Subject: TV Alert
ESPN is doing a feature on '95 Dial Award winner Shannon Miller on
Sunday's (26/2/95) "Scholastic Sports America" It's on several times during
the day so check your local listings.
Date: Sat, 25 Feb 1995 22:05:53 -0500
Subject: UF-GA-Mich Collegiate Meet
When the triangular meet between then #2 Georgia, #5 Michigan and #7
Florida was over, the favored Bulldogs were victorious, but the team from
Georgia was not the happiest. Michigan was.
In what Michigan Coach Bev Plocki is calling her team's greatest away
meet in her six years as head coach, the Wolverines earned the highest score
in school history and were trailing Georgia by less than half a point going
into the final rotation.
Finishing on floor as Michigan finished on beam, Georgia went on to win,
earning a 197.3 over Michigan's 196.45 and Florida's 192.925. But when the
meet was over, it was the Michigan team that quite literally was dancing on
the floor in utter joy.
"Every year, our team seems to grow another level," Plocki said. "We're
looking forward to coming back here (for nationals)."
The awards ceremony afterwards seemed like a prelude to nationals, where
not even a 9.9 was good enough for third place on an apparatus. Three 10s
were awarded on vault, going to Michigan's Heather Kabnick (handspring-front
with a half) and Georgia's Julie Ballard and Kim Arnold (both
Michigan's Beth Wymer easily won bars with a 10.00, throwing a giant-full
to a giant-half to a piked Yaeger (an "E" element) and ending with a full-in
dismount. Wymer also took first place on beam, earning a 9.9 along with
Georgia's Lori Strong and Arnold. On floor, Georgia's quick-twitched Leslie
Angeles won, earning a 9.925 for her routine that featured a full-in,
double-pike and double-full.
After the meet, Georgia Head Coach Suzanne Yoculan said she was happy
when it was announced to the crowd after the third rotation that her team was

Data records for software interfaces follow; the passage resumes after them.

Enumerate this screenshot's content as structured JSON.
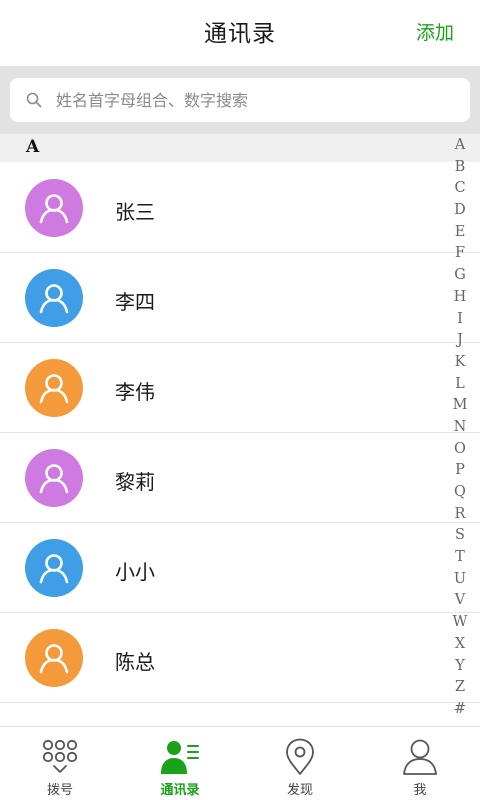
{
  "header": {
    "title": "通讯录",
    "add_label": "添加"
  },
  "search": {
    "placeholder": "姓名首字母组合、数字搜索"
  },
  "section": {
    "letter": "A"
  },
  "contacts": [
    {
      "name": "张三",
      "avatar_color": "#cf7ae0"
    },
    {
      "name": "李四",
      "avatar_color": "#3f9ee6"
    },
    {
      "name": "李伟",
      "avatar_color": "#f59a3b"
    },
    {
      "name": "黎莉",
      "avatar_color": "#cf7ae0"
    },
    {
      "name": "小小",
      "avatar_color": "#3f9ee6"
    },
    {
      "name": "陈总",
      "avatar_color": "#f59a3b"
    }
  ],
  "index_letters": [
    "A",
    "B",
    "C",
    "D",
    "E",
    "F",
    "G",
    "H",
    "I",
    "J",
    "K",
    "L",
    "M",
    "N",
    "O",
    "P",
    "Q",
    "R",
    "S",
    "T",
    "U",
    "V",
    "W",
    "X",
    "Y",
    "Z",
    "#"
  ],
  "tabs": [
    {
      "label": "拨号",
      "icon": "dialpad-icon"
    },
    {
      "label": "通讯录",
      "icon": "contacts-icon"
    },
    {
      "label": "发现",
      "icon": "location-pin-icon"
    },
    {
      "label": "我",
      "icon": "profile-icon"
    }
  ],
  "colors": {
    "accent": "#1aa31a"
  }
}
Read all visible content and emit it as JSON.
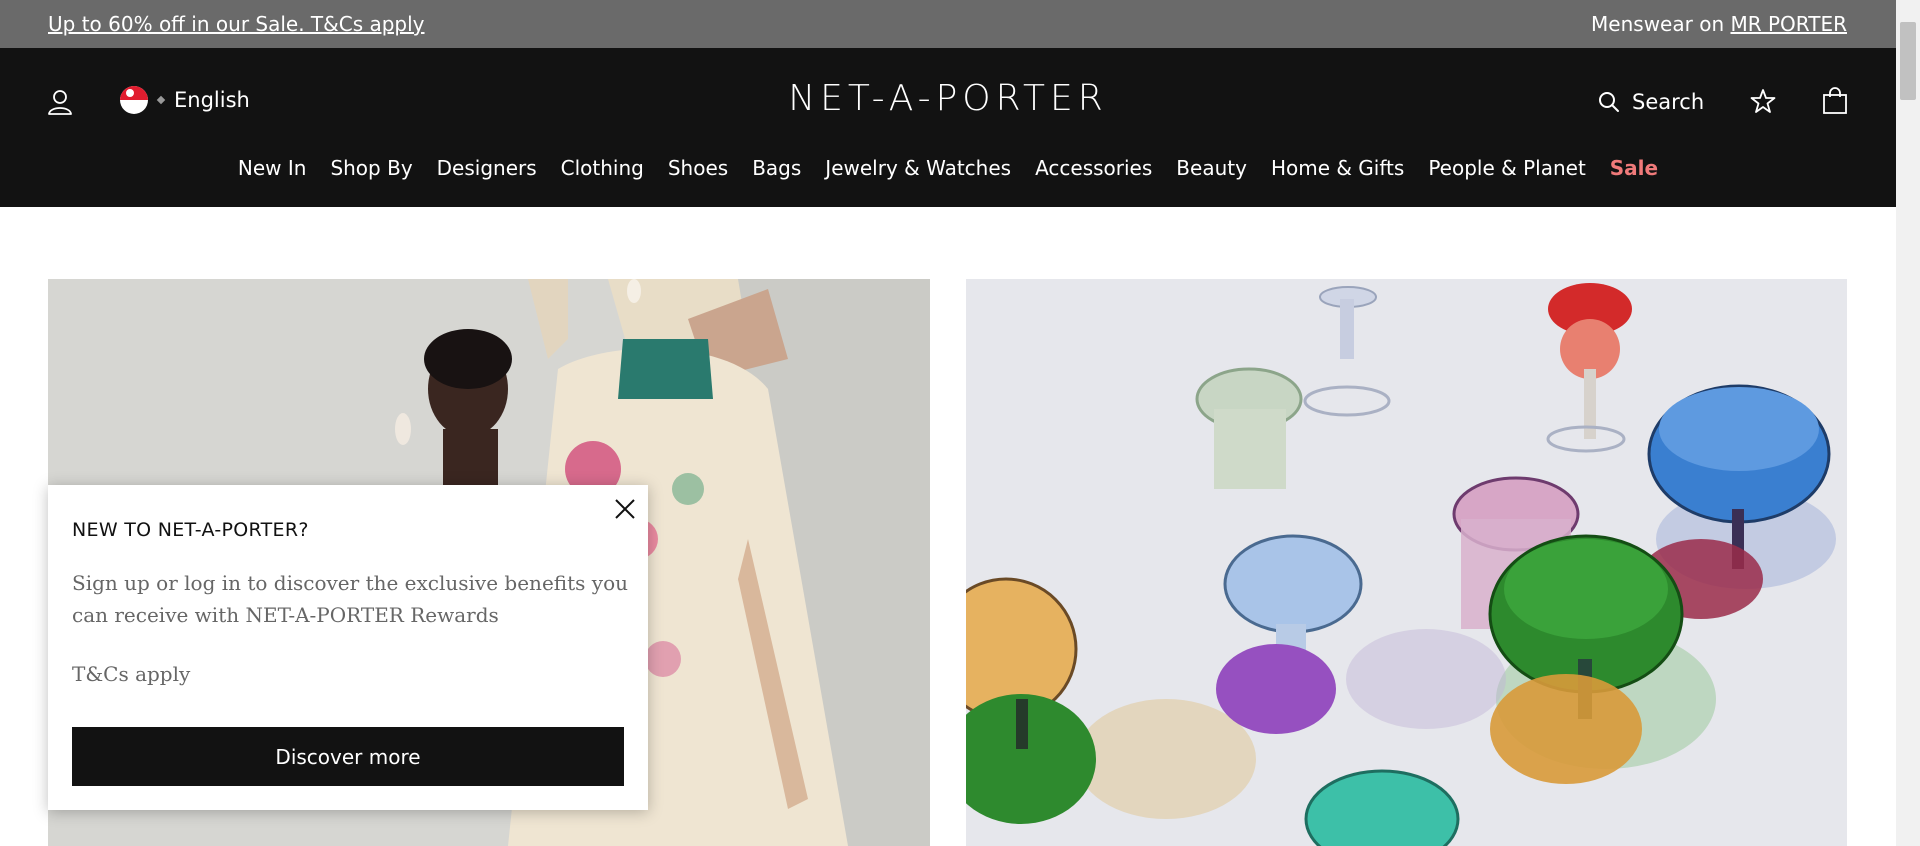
{
  "promo": {
    "sale_text": "Up to 60% off in our Sale. T&Cs apply",
    "menswear_prefix": "Menswear on",
    "menswear_link": "MR PORTER"
  },
  "header": {
    "logo": "NET-A-PORTER",
    "locale": {
      "language": "English",
      "flag_icon": "singapore-flag-icon"
    },
    "search_label": "Search",
    "icons": [
      "account-icon",
      "search-icon",
      "wishlist-star-icon",
      "shopping-bag-icon"
    ]
  },
  "nav": {
    "items": [
      {
        "label": "New In"
      },
      {
        "label": "Shop By"
      },
      {
        "label": "Designers"
      },
      {
        "label": "Clothing"
      },
      {
        "label": "Shoes"
      },
      {
        "label": "Bags"
      },
      {
        "label": "Jewelry & Watches"
      },
      {
        "label": "Accessories"
      },
      {
        "label": "Beauty"
      },
      {
        "label": "Home & Gifts"
      },
      {
        "label": "People & Planet"
      },
      {
        "label": "Sale"
      }
    ],
    "sale_color": "#f07a7a"
  },
  "popup": {
    "title": "NEW TO NET-A-PORTER?",
    "body": "Sign up or log in to discover the exclusive benefits you can receive with NET-A-PORTER Rewards",
    "tcs": "T&Cs apply",
    "button": "Discover more"
  },
  "colors": {
    "promo_bg": "#6a6a6a",
    "header_bg": "#121212",
    "button_bg": "#121212"
  }
}
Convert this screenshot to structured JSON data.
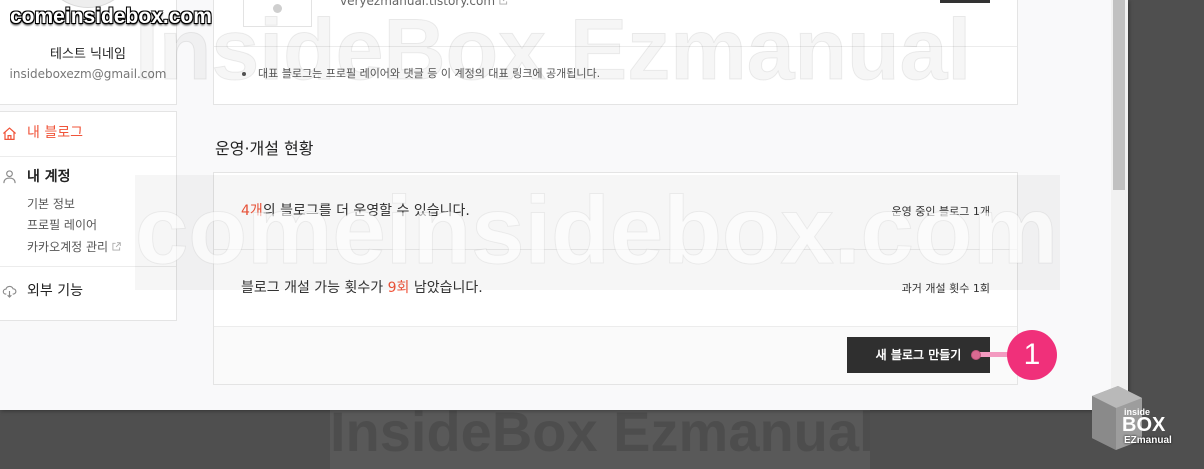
{
  "colors": {
    "accent": "#f0543a",
    "button_bg": "#2f2f2f",
    "annotation": "#f0307a",
    "annotation_line": "#f39ac0"
  },
  "watermarks": {
    "corner_text": "comeinsidebox.com",
    "top_text": "InsideBox Ezmanual",
    "middle_text": "comeinsidebox.com",
    "bottom_text": "InsideBox Ezmanual",
    "logo": {
      "line1": "inside",
      "line2": "BOX",
      "line3": "EZmanual"
    }
  },
  "sidebar": {
    "profile": {
      "nickname": "테스트 닉네임",
      "email": "insideboxezm@gmail.com"
    },
    "nav": [
      {
        "label": "내 블로그",
        "icon": "home-icon",
        "active": true
      },
      {
        "label": "내 계정",
        "icon": "person-icon",
        "children": [
          {
            "label": "기본 정보"
          },
          {
            "label": "프로필 레이어"
          },
          {
            "label": "카카오계정 관리",
            "icon": "external-link-icon"
          }
        ]
      },
      {
        "label": "외부 기능",
        "icon": "cloud-download-icon"
      }
    ]
  },
  "main": {
    "representative_blog": {
      "url": "veryezmanual.tistory.com",
      "url_icon": "external-link-icon",
      "notice": "대표 블로그는 프로필 레이어와 댓글 등 이 계정의 대표 링크에 공개됩니다."
    },
    "status": {
      "title": "운영·개설 현황",
      "rows": [
        {
          "highlight": "4개",
          "text": "의 블로그를 더 운영할 수 있습니다.",
          "side": "운영 중인 블로그 1개"
        },
        {
          "prefix": "블로그 개설 가능 횟수가 ",
          "highlight": "9회",
          "text": " 남았습니다.",
          "side": "과거 개설 횟수 1회"
        }
      ],
      "create_button": "새 블로그 만들기"
    }
  },
  "annotation": {
    "number": "1"
  }
}
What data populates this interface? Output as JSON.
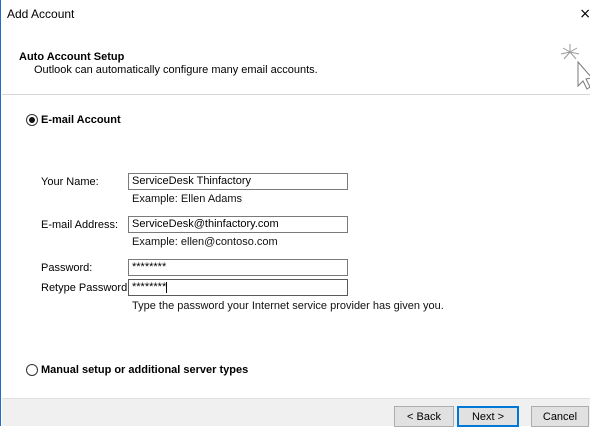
{
  "window": {
    "title": "Add Account",
    "close_glyph": "×"
  },
  "header": {
    "title": "Auto Account Setup",
    "subtitle": "Outlook can automatically configure many email accounts.",
    "icon": "cursor-sparkle-icon"
  },
  "options": {
    "email_account_label": "E-mail Account",
    "email_account_selected": true,
    "manual_setup_label": "Manual setup or additional server types",
    "manual_setup_selected": false
  },
  "form": {
    "name_label": "Your Name:",
    "name_value": "ServiceDesk Thinfactory",
    "name_hint": "Example: Ellen Adams",
    "email_label": "E-mail Address:",
    "email_value": "ServiceDesk@thinfactory.com",
    "email_hint": "Example: ellen@contoso.com",
    "password_label": "Password:",
    "password_value": "********",
    "retype_label": "Retype Password:",
    "retype_value": "********",
    "password_hint": "Type the password your Internet service provider has given you."
  },
  "buttons": {
    "back": "< Back",
    "next": "Next >",
    "cancel": "Cancel"
  },
  "colors": {
    "window_border": "#1e6fbf",
    "default_button_border": "#0078d7",
    "button_face": "#e1e1e1"
  }
}
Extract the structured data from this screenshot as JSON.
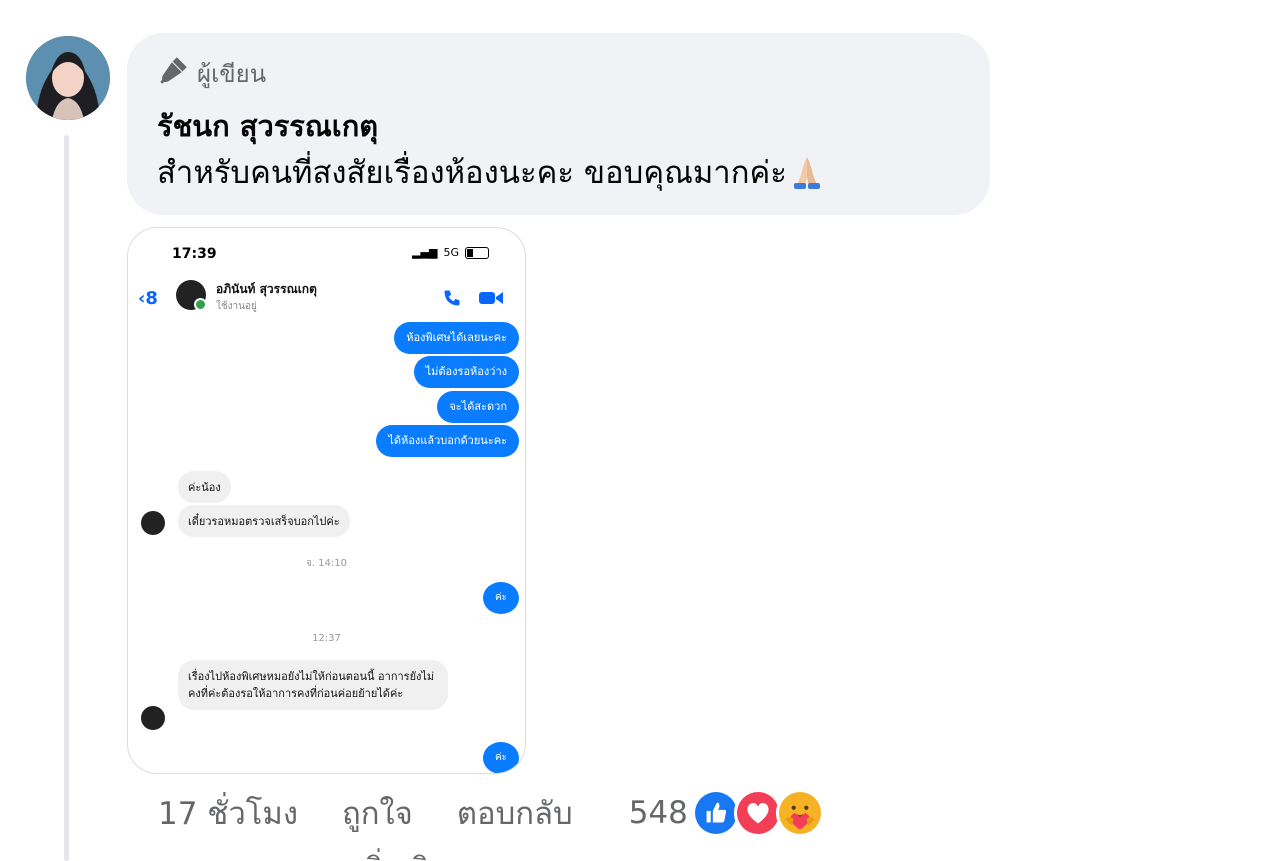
{
  "comment": {
    "badge_label": "ผู้เขียน",
    "author": "รัชนก สุวรรณเกตุ",
    "text": "สำหรับคนที่สงสัยเรื่องห้องนะคะ ขอบคุณมากค่ะ",
    "emoji": "folded-hands"
  },
  "screenshot": {
    "time": "17:39",
    "signal": "5G",
    "contact_name": "อภินันท์ สุวรรณเกตุ",
    "contact_status": "ใช้งานอยู่",
    "outgoing": [
      "ห้องพิเศษได้เลยนะคะ",
      "ไม่ต้องรอห้องว่าง",
      "จะได้สะดวก",
      "ได้ห้องแล้วบอกด้วยนะคะ"
    ],
    "incoming_1": "ค่ะน้อง",
    "incoming_2": "เดี๋ยวรอหมอตรวจเสร็จบอกไปค่ะ",
    "time_divider_1": "จ. 14:10",
    "reply_dot_1": "ค่ะ",
    "time_divider_2": "12:37",
    "incoming_3": "เรื่องไปห้องพิเศษหมอยังไม่ให้ก่อนตอนนี้ อาการยังไม่คงที่ค่ะต้องรอให้อาการคงที่ก่อนค่อยย้ายได้ค่ะ",
    "reply_dot_2": "ค่ะ"
  },
  "actions": {
    "time": "17 ชั่วโมง",
    "like": "ถูกใจ",
    "reply": "ตอบกลับ",
    "reaction_count": "548",
    "reactions": [
      "like",
      "love",
      "care"
    ]
  },
  "below_text": "ดูเพิ่มเติม",
  "colors": {
    "accent": "#0866ff",
    "bubble": "#f0f2f5",
    "muted": "#65676b"
  }
}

ahead by less than half a point.
"I loved it," Yoculan said. "Last year, we didn't have that. Until the
national championships, we didn't know what it was like to have someone
breathing down your neck."
Florida never was a factor in the meet. Counting nearly two points in
deductions for falls and breaks on their first event, bars, the Gators played
catch-up for the rest of the meet. The highlight of the competition for the
Gators was vault, where a school record of 49.10 was earned as five Gators
earned career highs on that event.
Interesting Note: Georgia is taking the art of mental imagery to a new
level. Most gymnasts at one time or another will close their eyes and imagine
their routine. At Georgia, it's required for beam.
The gymnasts have gotten so good at it that they can close their eyes and
time their mental imagery with a stopwatch and have their imaginary routine
the same length as their real one.
"Lori (Strong) has gotten so good at it that when she's done with her
mental imagery, her mouth will be dry, just as if she had done a real
routine," Yoculan said.
Date: Sat, 25 Feb 1995 00:19:17 -0500
Subject: UGA, FL and Mich
Just in from the meet, but I must say that I didn't see much of it at all.
The way they were doing the scores was horrible, I couldn't keep up. Thank
goodness, Jim is a member of the press and I was able to get the scores after
the meet. Here goes
UGA had a good meet all around, though Michigan gave them a run for their mone
Julie Ballard and Kim Arnold both scored 10's on their vaults.
AA'ers Total team score 197.3
Florida, seemed weak against the other two teams. But put on a good show
just the same.
AA'ers Total team score 192.925
Michigan, was strong on bars and even though I enjoyed the FX, I don't think
the judges did! One girl did a routine to "The Devil went down to Georgia"
and it was great! If they would have done better on beam, I do believe
they could have beat GA.
AA'ers Total team score 196.45
If I felt better, I would type in all the scores, but my gymnasts have given
me a cold! (really didn't want to go to the meet tonight but had no choice)
But on the same subject I want to brag a little. UGA is fighting over Jim's a
rtwork! Suzanne loves his work, and he will be on the calender next year.
And I got to hang out with Jullie Ballards parents, a real treat for me
since we come from the same part of the country.
Anyway email me if you want more details and I will get them out
End of gymn Digest